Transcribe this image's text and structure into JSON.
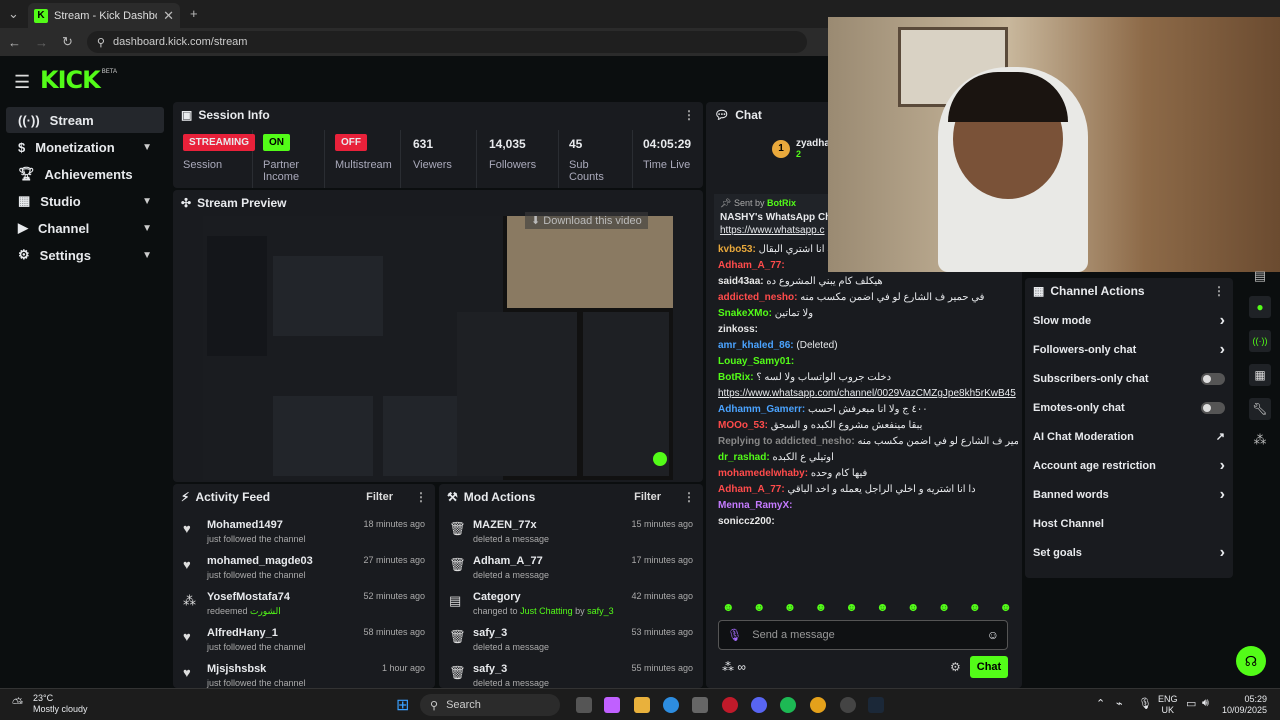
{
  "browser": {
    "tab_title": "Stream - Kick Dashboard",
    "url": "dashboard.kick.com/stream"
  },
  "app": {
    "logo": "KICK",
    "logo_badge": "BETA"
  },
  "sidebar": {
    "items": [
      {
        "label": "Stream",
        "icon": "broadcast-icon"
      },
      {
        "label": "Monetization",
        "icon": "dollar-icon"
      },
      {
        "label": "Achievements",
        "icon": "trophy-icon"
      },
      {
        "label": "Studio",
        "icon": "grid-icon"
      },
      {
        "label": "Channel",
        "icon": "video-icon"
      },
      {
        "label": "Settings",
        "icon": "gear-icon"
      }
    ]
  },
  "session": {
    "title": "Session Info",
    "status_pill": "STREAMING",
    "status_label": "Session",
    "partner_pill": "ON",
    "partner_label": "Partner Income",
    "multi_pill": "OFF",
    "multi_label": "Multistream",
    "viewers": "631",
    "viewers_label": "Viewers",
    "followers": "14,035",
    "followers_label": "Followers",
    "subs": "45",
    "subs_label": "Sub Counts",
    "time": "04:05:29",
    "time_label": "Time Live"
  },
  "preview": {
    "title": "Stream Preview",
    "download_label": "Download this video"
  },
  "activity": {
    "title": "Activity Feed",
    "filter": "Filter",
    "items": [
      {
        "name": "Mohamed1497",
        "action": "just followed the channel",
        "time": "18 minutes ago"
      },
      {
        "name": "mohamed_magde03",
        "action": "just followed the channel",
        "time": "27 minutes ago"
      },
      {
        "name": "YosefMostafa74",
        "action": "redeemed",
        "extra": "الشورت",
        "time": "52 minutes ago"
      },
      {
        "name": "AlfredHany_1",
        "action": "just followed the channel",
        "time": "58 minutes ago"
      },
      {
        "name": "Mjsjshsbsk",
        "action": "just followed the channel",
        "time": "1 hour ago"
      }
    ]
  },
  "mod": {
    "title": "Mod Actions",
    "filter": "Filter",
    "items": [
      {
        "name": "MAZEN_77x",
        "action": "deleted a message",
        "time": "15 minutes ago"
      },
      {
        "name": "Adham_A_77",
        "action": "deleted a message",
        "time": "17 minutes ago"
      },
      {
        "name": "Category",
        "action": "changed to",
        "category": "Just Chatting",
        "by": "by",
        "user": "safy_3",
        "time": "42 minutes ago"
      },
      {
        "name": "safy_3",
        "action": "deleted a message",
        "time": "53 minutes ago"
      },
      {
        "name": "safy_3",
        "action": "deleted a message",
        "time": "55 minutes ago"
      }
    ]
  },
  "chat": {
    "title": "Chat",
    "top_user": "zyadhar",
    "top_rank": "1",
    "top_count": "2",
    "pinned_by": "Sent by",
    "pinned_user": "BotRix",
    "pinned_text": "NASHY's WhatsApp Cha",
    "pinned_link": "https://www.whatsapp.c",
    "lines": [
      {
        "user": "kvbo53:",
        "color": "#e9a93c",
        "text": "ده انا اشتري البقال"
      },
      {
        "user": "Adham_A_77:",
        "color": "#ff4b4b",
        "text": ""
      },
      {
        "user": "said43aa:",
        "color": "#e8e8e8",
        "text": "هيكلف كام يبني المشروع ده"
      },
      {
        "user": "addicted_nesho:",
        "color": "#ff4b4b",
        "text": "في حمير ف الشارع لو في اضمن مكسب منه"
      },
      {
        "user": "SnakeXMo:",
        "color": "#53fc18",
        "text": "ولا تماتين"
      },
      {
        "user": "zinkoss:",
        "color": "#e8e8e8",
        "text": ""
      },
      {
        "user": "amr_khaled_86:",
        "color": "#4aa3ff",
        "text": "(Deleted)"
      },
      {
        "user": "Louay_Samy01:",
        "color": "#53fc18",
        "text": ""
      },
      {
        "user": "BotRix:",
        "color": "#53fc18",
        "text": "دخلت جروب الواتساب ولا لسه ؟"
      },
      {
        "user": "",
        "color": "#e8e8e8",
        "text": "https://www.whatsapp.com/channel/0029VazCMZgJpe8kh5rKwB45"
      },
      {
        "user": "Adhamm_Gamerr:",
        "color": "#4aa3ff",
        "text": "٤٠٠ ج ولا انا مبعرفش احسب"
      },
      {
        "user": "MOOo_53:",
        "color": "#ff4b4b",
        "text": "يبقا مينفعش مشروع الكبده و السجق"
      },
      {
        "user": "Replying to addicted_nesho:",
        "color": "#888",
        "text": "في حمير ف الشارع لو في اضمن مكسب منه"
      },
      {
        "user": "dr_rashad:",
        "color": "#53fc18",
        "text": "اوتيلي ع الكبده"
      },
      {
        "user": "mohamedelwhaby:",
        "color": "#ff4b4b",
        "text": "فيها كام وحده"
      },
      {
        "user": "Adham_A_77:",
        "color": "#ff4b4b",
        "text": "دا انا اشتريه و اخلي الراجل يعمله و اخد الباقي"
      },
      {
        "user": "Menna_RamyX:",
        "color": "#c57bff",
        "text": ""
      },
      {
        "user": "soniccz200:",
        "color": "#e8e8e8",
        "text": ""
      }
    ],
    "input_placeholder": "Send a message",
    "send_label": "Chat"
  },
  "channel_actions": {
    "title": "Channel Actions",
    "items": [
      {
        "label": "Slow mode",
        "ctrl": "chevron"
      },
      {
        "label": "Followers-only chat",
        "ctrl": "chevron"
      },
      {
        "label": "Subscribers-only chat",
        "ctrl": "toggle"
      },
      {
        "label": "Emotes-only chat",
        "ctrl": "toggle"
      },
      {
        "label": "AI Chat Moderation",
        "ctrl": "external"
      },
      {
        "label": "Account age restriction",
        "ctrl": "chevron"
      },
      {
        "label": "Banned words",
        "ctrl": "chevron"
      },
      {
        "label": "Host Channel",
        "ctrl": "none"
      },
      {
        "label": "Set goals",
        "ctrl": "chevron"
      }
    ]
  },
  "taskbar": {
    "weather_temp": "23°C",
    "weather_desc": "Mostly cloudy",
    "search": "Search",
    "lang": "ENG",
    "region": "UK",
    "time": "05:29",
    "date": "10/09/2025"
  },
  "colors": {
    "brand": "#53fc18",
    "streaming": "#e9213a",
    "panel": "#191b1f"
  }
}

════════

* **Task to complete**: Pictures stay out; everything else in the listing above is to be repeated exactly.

* **Answer to the problem**:
Transcribe this image's text and structure into JSON.
{
  "browser": {
    "tab_title": "Stream - Kick Dashboard",
    "url": "dashboard.kick.com/stream"
  },
  "app": {
    "logo": "KICK",
    "logo_badge": "BETA"
  },
  "sidebar": {
    "items": [
      {
        "label": "Stream",
        "icon": "broadcast-icon"
      },
      {
        "label": "Monetization",
        "icon": "dollar-icon"
      },
      {
        "label": "Achievements",
        "icon": "trophy-icon"
      },
      {
        "label": "Studio",
        "icon": "grid-icon"
      },
      {
        "label": "Channel",
        "icon": "video-icon"
      },
      {
        "label": "Settings",
        "icon": "gear-icon"
      }
    ]
  },
  "session": {
    "title": "Session Info",
    "status_pill": "STREAMING",
    "status_label": "Session",
    "partner_pill": "ON",
    "partner_label": "Partner Income",
    "multi_pill": "OFF",
    "multi_label": "Multistream",
    "viewers": "631",
    "viewers_label": "Viewers",
    "followers": "14,035",
    "followers_label": "Followers",
    "subs": "45",
    "subs_label": "Sub Counts",
    "time": "04:05:29",
    "time_label": "Time Live"
  },
  "preview": {
    "title": "Stream Preview",
    "download_label": "Download this video"
  },
  "activity": {
    "title": "Activity Feed",
    "filter": "Filter",
    "items": [
      {
        "name": "Mohamed1497",
        "action": "just followed the channel",
        "time": "18 minutes ago"
      },
      {
        "name": "mohamed_magde03",
        "action": "just followed the channel",
        "time": "27 minutes ago"
      },
      {
        "name": "YosefMostafa74",
        "action": "redeemed",
        "extra": "الشورت",
        "time": "52 minutes ago"
      },
      {
        "name": "AlfredHany_1",
        "action": "just followed the channel",
        "time": "58 minutes ago"
      },
      {
        "name": "Mjsjshsbsk",
        "action": "just followed the channel",
        "time": "1 hour ago"
      }
    ]
  },
  "mod": {
    "title": "Mod Actions",
    "filter": "Filter",
    "items": [
      {
        "name": "MAZEN_77x",
        "action": "deleted a message",
        "time": "15 minutes ago"
      },
      {
        "name": "Adham_A_77",
        "action": "deleted a message",
        "time": "17 minutes ago"
      },
      {
        "name": "Category",
        "action": "changed to",
        "category": "Just Chatting",
        "by": "by",
        "user": "safy_3",
        "time": "42 minutes ago"
      },
      {
        "name": "safy_3",
        "action": "deleted a message",
        "time": "53 minutes ago"
      },
      {
        "name": "safy_3",
        "action": "deleted a message",
        "time": "55 minutes ago"
      }
    ]
  },
  "chat": {
    "title": "Chat",
    "top_user": "zyadhar",
    "top_rank": "1",
    "top_count": "2",
    "pinned_by": "Sent by",
    "pinned_user": "BotRix",
    "pinned_text": "NASHY's WhatsApp Cha",
    "pinned_link": "https://www.whatsapp.c",
    "lines": [
      {
        "user": "kvbo53:",
        "color": "#e9a93c",
        "text": "ده انا اشتري البقال"
      },
      {
        "user": "Adham_A_77:",
        "color": "#ff4b4b",
        "text": ""
      },
      {
        "user": "said43aa:",
        "color": "#e8e8e8",
        "text": "هيكلف كام يبني المشروع ده"
      },
      {
        "user": "addicted_nesho:",
        "color": "#ff4b4b",
        "text": "في حمير ف الشارع لو في اضمن مكسب منه"
      },
      {
        "user": "SnakeXMo:",
        "color": "#53fc18",
        "text": "ولا تماتين"
      },
      {
        "user": "zinkoss:",
        "color": "#e8e8e8",
        "text": ""
      },
      {
        "user": "amr_khaled_86:",
        "color": "#4aa3ff",
        "text": "(Deleted)"
      },
      {
        "user": "Louay_Samy01:",
        "color": "#53fc18",
        "text": ""
      },
      {
        "user": "BotRix:",
        "color": "#53fc18",
        "text": "دخلت جروب الواتساب ولا لسه ؟"
      },
      {
        "user": "",
        "color": "#e8e8e8",
        "text": "https://www.whatsapp.com/channel/0029VazCMZgJpe8kh5rKwB45"
      },
      {
        "user": "Adhamm_Gamerr:",
        "color": "#4aa3ff",
        "text": "٤٠٠ ج ولا انا مبعرفش احسب"
      },
      {
        "user": "MOOo_53:",
        "color": "#ff4b4b",
        "text": "يبقا مينفعش مشروع الكبده و السجق"
      },
      {
        "user": "Replying to addicted_nesho:",
        "color": "#888",
        "text": "في حمير ف الشارع لو في اضمن مكسب منه"
      },
      {
        "user": "dr_rashad:",
        "color": "#53fc18",
        "text": "اوتيلي ع الكبده"
      },
      {
        "user": "mohamedelwhaby:",
        "color": "#ff4b4b",
        "text": "فيها كام وحده"
      },
      {
        "user": "Adham_A_77:",
        "color": "#ff4b4b",
        "text": "دا انا اشتريه و اخلي الراجل يعمله و اخد الباقي"
      },
      {
        "user": "Menna_RamyX:",
        "color": "#c57bff",
        "text": ""
      },
      {
        "user": "soniccz200:",
        "color": "#e8e8e8",
        "text": ""
      }
    ],
    "input_placeholder": "Send a message",
    "send_label": "Chat"
  },
  "channel_actions": {
    "title": "Channel Actions",
    "items": [
      {
        "label": "Slow mode",
        "ctrl": "chevron"
      },
      {
        "label": "Followers-only chat",
        "ctrl": "chevron"
      },
      {
        "label": "Subscribers-only chat",
        "ctrl": "toggle"
      },
      {
        "label": "Emotes-only chat",
        "ctrl": "toggle"
      },
      {
        "label": "AI Chat Moderation",
        "ctrl": "external"
      },
      {
        "label": "Account age restriction",
        "ctrl": "chevron"
      },
      {
        "label": "Banned words",
        "ctrl": "chevron"
      },
      {
        "label": "Host Channel",
        "ctrl": "none"
      },
      {
        "label": "Set goals",
        "ctrl": "chevron"
      }
    ]
  },
  "taskbar": {
    "weather_temp": "23°C",
    "weather_desc": "Mostly cloudy",
    "search": "Search",
    "lang": "ENG",
    "region": "UK",
    "time": "05:29",
    "date": "10/09/2025"
  },
  "colors": {
    "brand": "#53fc18",
    "streaming": "#e9213a",
    "panel": "#191b1f"
  }
}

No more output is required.